Check each line of the records for "title"; collect those that have it.

*** Records Section Begins ***

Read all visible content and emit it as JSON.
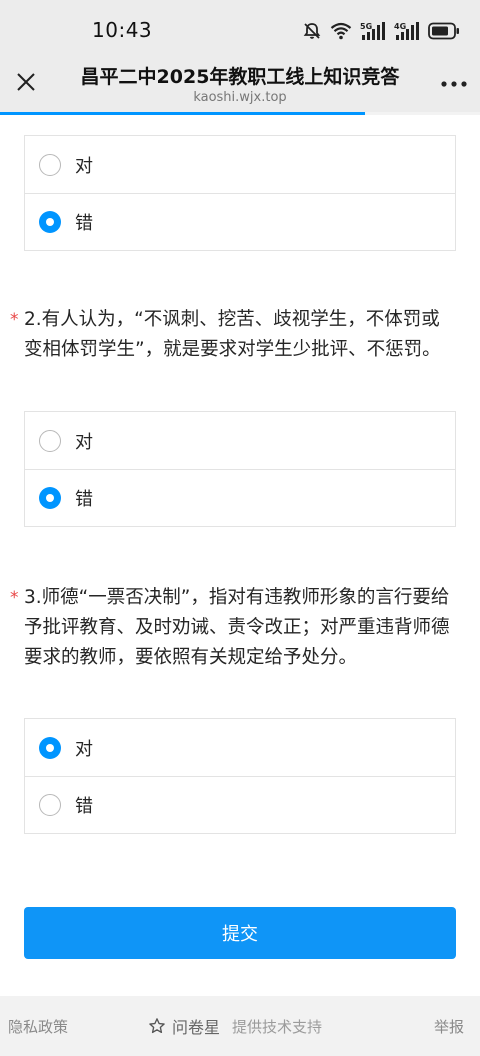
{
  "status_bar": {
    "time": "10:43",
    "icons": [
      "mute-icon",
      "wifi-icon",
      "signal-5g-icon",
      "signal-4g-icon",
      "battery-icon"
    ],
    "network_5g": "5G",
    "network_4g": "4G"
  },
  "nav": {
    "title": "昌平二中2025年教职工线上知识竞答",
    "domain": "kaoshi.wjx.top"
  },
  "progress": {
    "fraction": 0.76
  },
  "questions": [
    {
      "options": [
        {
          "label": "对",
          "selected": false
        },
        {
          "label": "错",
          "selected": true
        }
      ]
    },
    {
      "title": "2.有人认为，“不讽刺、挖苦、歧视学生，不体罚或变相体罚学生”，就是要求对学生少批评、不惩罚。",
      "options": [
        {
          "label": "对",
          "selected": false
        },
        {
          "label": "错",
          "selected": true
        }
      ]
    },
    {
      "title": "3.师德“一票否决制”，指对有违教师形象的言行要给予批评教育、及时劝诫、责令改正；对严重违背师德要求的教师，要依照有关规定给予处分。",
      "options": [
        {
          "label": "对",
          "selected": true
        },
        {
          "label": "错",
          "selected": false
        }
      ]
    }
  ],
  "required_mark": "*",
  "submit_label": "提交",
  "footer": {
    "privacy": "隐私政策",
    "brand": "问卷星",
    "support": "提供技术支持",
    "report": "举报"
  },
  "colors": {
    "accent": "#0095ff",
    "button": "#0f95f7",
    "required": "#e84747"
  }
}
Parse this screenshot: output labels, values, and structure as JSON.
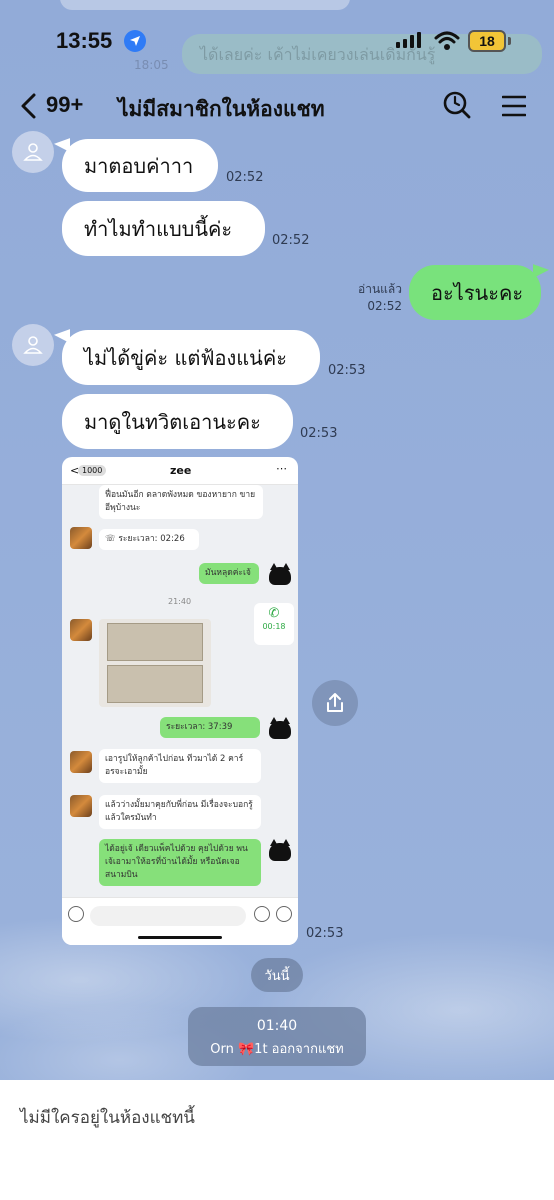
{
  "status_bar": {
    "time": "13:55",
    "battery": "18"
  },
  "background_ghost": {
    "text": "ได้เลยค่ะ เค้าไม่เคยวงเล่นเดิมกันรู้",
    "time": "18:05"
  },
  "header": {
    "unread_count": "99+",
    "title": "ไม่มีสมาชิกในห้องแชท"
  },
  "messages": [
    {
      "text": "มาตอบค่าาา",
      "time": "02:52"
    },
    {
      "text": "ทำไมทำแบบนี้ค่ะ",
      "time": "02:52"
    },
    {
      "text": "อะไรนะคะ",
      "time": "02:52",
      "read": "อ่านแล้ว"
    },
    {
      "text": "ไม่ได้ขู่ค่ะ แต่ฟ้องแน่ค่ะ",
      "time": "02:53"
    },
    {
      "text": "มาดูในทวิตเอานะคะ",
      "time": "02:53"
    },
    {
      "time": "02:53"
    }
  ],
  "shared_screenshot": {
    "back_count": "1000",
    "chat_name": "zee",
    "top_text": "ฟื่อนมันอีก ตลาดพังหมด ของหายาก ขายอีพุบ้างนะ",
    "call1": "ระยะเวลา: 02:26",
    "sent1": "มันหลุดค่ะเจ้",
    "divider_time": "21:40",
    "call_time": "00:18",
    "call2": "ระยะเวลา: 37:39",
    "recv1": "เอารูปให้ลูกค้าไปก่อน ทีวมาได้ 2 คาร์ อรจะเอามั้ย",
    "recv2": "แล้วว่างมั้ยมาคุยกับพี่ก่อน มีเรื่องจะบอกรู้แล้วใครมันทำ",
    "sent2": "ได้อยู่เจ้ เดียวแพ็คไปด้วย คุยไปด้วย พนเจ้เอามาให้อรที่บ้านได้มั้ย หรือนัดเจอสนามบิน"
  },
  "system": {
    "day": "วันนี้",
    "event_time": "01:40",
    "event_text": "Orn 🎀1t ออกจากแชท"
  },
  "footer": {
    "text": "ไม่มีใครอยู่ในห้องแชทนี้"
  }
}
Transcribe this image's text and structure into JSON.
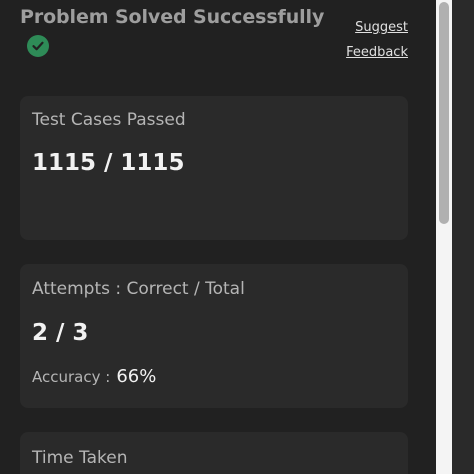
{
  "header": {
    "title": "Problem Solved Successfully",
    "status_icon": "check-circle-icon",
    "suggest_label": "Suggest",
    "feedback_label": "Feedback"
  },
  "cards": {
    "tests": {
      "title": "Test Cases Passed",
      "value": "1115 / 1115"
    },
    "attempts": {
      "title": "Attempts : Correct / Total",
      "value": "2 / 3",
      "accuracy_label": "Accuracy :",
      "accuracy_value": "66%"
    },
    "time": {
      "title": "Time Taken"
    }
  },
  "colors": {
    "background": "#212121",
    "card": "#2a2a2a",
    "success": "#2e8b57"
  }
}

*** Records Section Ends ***

- **Solved problem**:
    "title": "昌平二中2025年教职工线上知识竞答",
      "title": "2.有人认为，“不讽刺、挖苦、歧视学生，不体罚或变相体罚学生”，就是要求对学生少批评、不惩罚。",
      "title": "3.师德“一票否决制”，指对有违教师形象的言行要给予批评教育、及时劝诫、责令改正；对严重违背师德要求的教师，要依照有关规定给予处分。",
    "title": "ไม่มีสมาชิกในห้องแชท"
    "title": "Problem Solved Successfully",
      "title": "Test Cases Passed",
      "title": "Attempts : Correct / Total",
      "title": "Time Taken"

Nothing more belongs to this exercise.